‘NBA 2K12’ refines an excellent basketball series
Published: Tuesday, October 25, 2011
Updated: Tuesday, October 25, 2011 02:10
As a basketball fan, this was a rough summer for me. Coming off the heels of one of the best seasons in recent memory, the NBA entered its long-predicted lockout. Seemingly unbridgeable disputes between the players association and the owners concerning revenue splits have led to the cancellation of the first two weeks of the season and it looks as though the entire season may ultimately be in jeopardy. Fortunately, basketball fans can still get a little taste of the NBA this year in the form of 2K Sports' new game, NBA 2K12.

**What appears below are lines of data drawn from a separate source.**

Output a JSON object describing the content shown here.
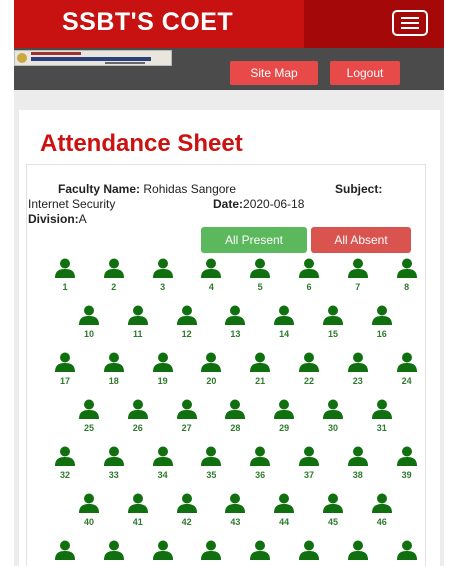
{
  "header": {
    "brand": "SSBT'S COET",
    "menu_icon": "hamburger-menu-icon",
    "logo_text": "COLLEGE OF ENGINEERING AND TECHNOLOGY",
    "nav": [
      {
        "label": "Site Map"
      },
      {
        "label": "Logout"
      }
    ],
    "colors": {
      "primary": "#c81212",
      "nav_button": "#e84a4a",
      "subbar": "#4b4b4b"
    }
  },
  "page": {
    "title": "Attendance Sheet",
    "faculty_label": "Faculty Name:",
    "faculty_value": "Rohidas Sangore",
    "subject_label": "Subject:",
    "subject_value": "Internet Security",
    "date_label": "Date:",
    "date_value": "2020-06-18",
    "division_label": "Division:",
    "division_value": "A",
    "all_present_label": "All Present",
    "all_absent_label": "All Absent",
    "colors": {
      "all_present": "#5cb85c",
      "all_absent": "#d9534f",
      "student_icon": "#107010"
    }
  },
  "students": {
    "icon": "person-icon",
    "rows": [
      [
        "1",
        "2",
        "3",
        "4",
        "5",
        "6",
        "7",
        "8"
      ],
      [
        "10",
        "11",
        "12",
        "13",
        "14",
        "15",
        "16"
      ],
      [
        "17",
        "18",
        "19",
        "20",
        "21",
        "22",
        "23",
        "24"
      ],
      [
        "25",
        "26",
        "27",
        "28",
        "29",
        "30",
        "31"
      ],
      [
        "32",
        "33",
        "34",
        "35",
        "36",
        "37",
        "38",
        "39"
      ],
      [
        "40",
        "41",
        "42",
        "43",
        "44",
        "45",
        "46"
      ]
    ]
  }
}
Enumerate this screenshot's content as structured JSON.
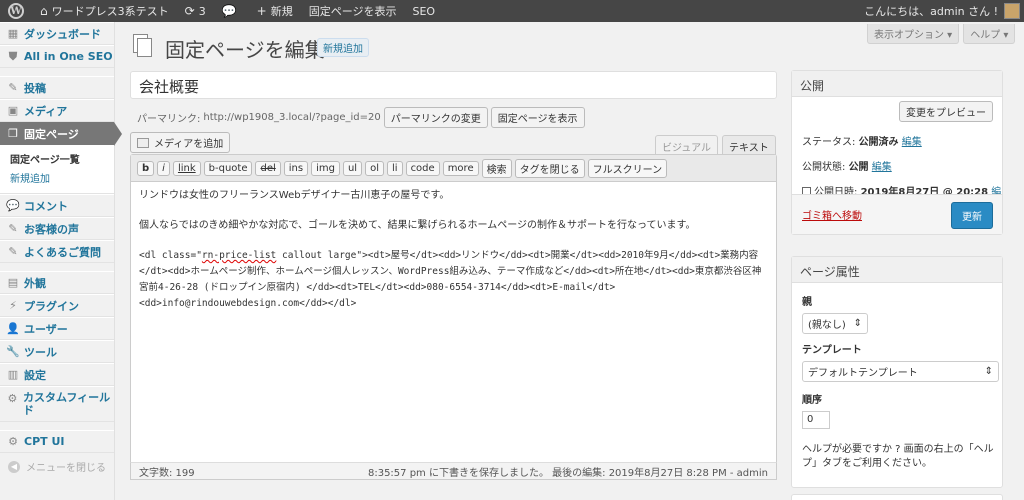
{
  "adminbar": {
    "site_name": "ワードプレス3系テスト",
    "updates_count": "3",
    "new_label": "新規",
    "view_page": "固定ページを表示",
    "seo": "SEO",
    "greeting": "こんにちは、admin さん !"
  },
  "sidebar": {
    "dashboard": "ダッシュボード",
    "aioseo": "All in One SEO",
    "posts": "投稿",
    "media": "メディア",
    "pages": "固定ページ",
    "pages_list": "固定ページ一覧",
    "pages_new": "新規追加",
    "comments": "コメント",
    "testimonials": "お客様の声",
    "faq": "よくあるご質問",
    "appearance": "外観",
    "plugins": "プラグイン",
    "users": "ユーザー",
    "tools": "ツール",
    "settings": "設定",
    "custom_fields": "カスタムフィールド",
    "cptui": "CPT UI",
    "collapse": "メニューを閉じる"
  },
  "header": {
    "screen_options": "表示オプション ▾",
    "help": "ヘルプ ▾",
    "title": "固定ページを編集",
    "add_new": "新規追加"
  },
  "editor": {
    "post_title": "会社概要",
    "permalink_label": "パーマリンク:",
    "permalink_url": "http://wp1908_3.local/?page_id=20",
    "change_permalink": "パーマリンクの変更",
    "view_page": "固定ページを表示",
    "add_media": "メディアを追加",
    "tab_visual": "ビジュアル",
    "tab_text": "テキスト",
    "quicktags": [
      "b",
      "i",
      "link",
      "b-quote",
      "del",
      "ins",
      "img",
      "ul",
      "ol",
      "li",
      "code",
      "more",
      "検索",
      "タグを閉じる",
      "フルスクリーン"
    ],
    "line1": "リンドウは女性のフリーランスWebデザイナー古川恵子の屋号です。",
    "line2": "個人ならではのきめ細やかな対応で、ゴールを決めて、結果に繋げられるホームページの制作＆サポートを行なっています。",
    "code_pre": "<dl class=\"",
    "code_class": "rn-price-list",
    "code_post": " callout large\"><dt>屋号</dt><dd>リンドウ</dd><dt>開業</dt><dd>2010年9月</dd><dt>業務内容</dt><dd>ホームページ制作、ホームページ個人レッスン、WordPress組み込み、テーマ作成など</dd><dt>所在地</dt><dd>東京都渋谷区神宮前4-26-28 (ドロップイン原宿内) </dd><dt>TEL</dt><dd>080-6554-3714</dd><dt>E-mail</dt><dd>info@rindouwebdesign.com</dd></dl>",
    "word_count": "文字数: 199",
    "save_status": "8:35:57 pm に下書きを保存しました。 最後の編集: 2019年8月27日 8:28 PM - admin"
  },
  "publish": {
    "heading": "公開",
    "preview": "変更をプレビュー",
    "status_label": "ステータス: ",
    "status_value": "公開済み",
    "edit": "編集",
    "visibility_label": "公開状態: ",
    "visibility_value": "公開",
    "date_label": "公開日時: ",
    "date_value": "2019年8月27日 @ 20:28",
    "trash": "ゴミ箱へ移動",
    "update": "更新"
  },
  "attributes": {
    "heading": "ページ属性",
    "parent_label": "親",
    "parent_value": "(親なし)",
    "template_label": "テンプレート",
    "template_value": "デフォルトテンプレート",
    "order_label": "順序",
    "order_value": "0",
    "help": "ヘルプが必要ですか ? 画面の右上の「ヘルプ」タブをご利用ください。"
  }
}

Last year's iteration of the series, NBA 2K11, was lauded as the best basketball game of all time, and quite possibly the best sports game as well. NBA 2K12 picks up right where the series left off, keeping all of the elements that made the 2K11 so successful while also improving it in several important ways. Part of 2K11's success was its intuitive gameplay. The animations were incredibly realistic and synced up well with the controls; players had weight, and it factored into how they played and moved about the court.

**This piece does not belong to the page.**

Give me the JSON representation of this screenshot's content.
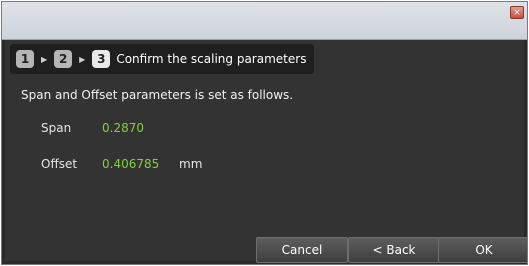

NBA 2K12 has continued to refine and hone this element by including more player-specific animations and improving the general physics of the game. The player-specific animations are in particular a nice treat for fans of the game; if you're playing as Dirk Nowitzki, for example, you can employ his signature off-balance, one-footed hook shot and just as in real life, it will miraculously find the basket. Developer Visual Concepts has also put a lot of work into improving post play, and it shows. The post game is far more robust and includes a wide array of new moves that are mapped to the controller in such a way that they feel natural and give the player complete control.

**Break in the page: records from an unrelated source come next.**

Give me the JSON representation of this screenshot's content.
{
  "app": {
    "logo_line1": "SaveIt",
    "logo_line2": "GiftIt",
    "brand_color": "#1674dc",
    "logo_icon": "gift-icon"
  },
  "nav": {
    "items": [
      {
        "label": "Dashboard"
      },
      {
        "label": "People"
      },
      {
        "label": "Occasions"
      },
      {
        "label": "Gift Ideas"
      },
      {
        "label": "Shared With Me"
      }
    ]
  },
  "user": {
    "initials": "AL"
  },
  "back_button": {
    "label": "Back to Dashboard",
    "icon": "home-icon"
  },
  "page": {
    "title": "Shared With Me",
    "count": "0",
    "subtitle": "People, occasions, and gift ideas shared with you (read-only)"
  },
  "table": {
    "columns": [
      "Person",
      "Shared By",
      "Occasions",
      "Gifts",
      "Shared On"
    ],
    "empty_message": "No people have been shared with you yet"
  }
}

Along with the superior gameplay, 2K12 also boasts improvements in presentation. Character models look even better than in the previous game, and fans of the NBA should instantly recognize their favorite players. The game is clever with camera angles, player introductions and commercial spots that all add to the feeling that the player is watching a nationally televised game. Kevin Harlan and Clark Kellogg, who both broadcast in real life, return as the game's broadcasters along with newcomer Steve Kerr, a five-time NBA champion who has done voice work on other basketball videogames. Some dialogue is taken from previous games, but there is plenty of new banter and trivia, which adds a lot to the game. The commentators respond not just to what's going on in the game, but also refer to the general progression of the season, which adds a lot to the game's realism.
The game's several play modes feature significant advancements as well, from the ability to take Association mode online and compete in a league with your friends to the vast improvements in My Player mode, which include the elimination of the tedious Development League games of 2K11 and the new salary your player earns. These can be spent on training camps and signature moves. 2K12 also boasts an all-new NBA's Greatest mode, which lets gamers take control of 15 of the greatest NBA teams of all time including Michael Jordan's championship Chicago Bulls, the '88 to '89 "Bad Boy" Pistons and Magic Johnson's "Showtime" Lakers. Each of these 15 teams is paired up against rival teams from that era and as players win each game, they gain access to both teams and their players in the Quick Game mode. This allows players to match up teams across all eras of the game's great history; if you've ever wanted to pit MJ against King James or Shaq against Dwight Howard, now you can. This feature is absolutely brilliant and gives gamers a reason to pick up 2K12 despite the lack of an NBA season.
If I had one critique for 2K12, it would be regarding the ratings the game assigns to certain players. Ranking players is never easy and almost always sure to cause some disagreement, so I'm willing to give 2K12 a little leeway here. I'm not sure that Rudy Gay is better than Blake Griffin, but it's close, so I'll give 2K12 the benefit of the doubt. However, some of these rankings just seem obviously wrong. There's simply no way Amar'e Stoudemire should be ranked higher than Nowitzki. Nowitzki just single-handedly led his Mavericks to a championship against the Miami Heat. Meanwhile, Stoudemire couldn't get the Knicks past the first round of the playoffs, and that was with the help of superstar Carmelo Anthony, who also for some reason ranks higher than Nowitzki. Fortunately, the game does allow players to change the ratings of players in the game, but it would have been nice to have more accurate ratings as the default.
Despite this minor complaint, NBA 2K12 replaces its predecessor as the best basketball game of all time. It's a shame that 2K12 won't get the game of the year consideration it deserves simply because it's a sports game, but it is definitely at the top of my list. I give NBA 2K12 a 9.75/10.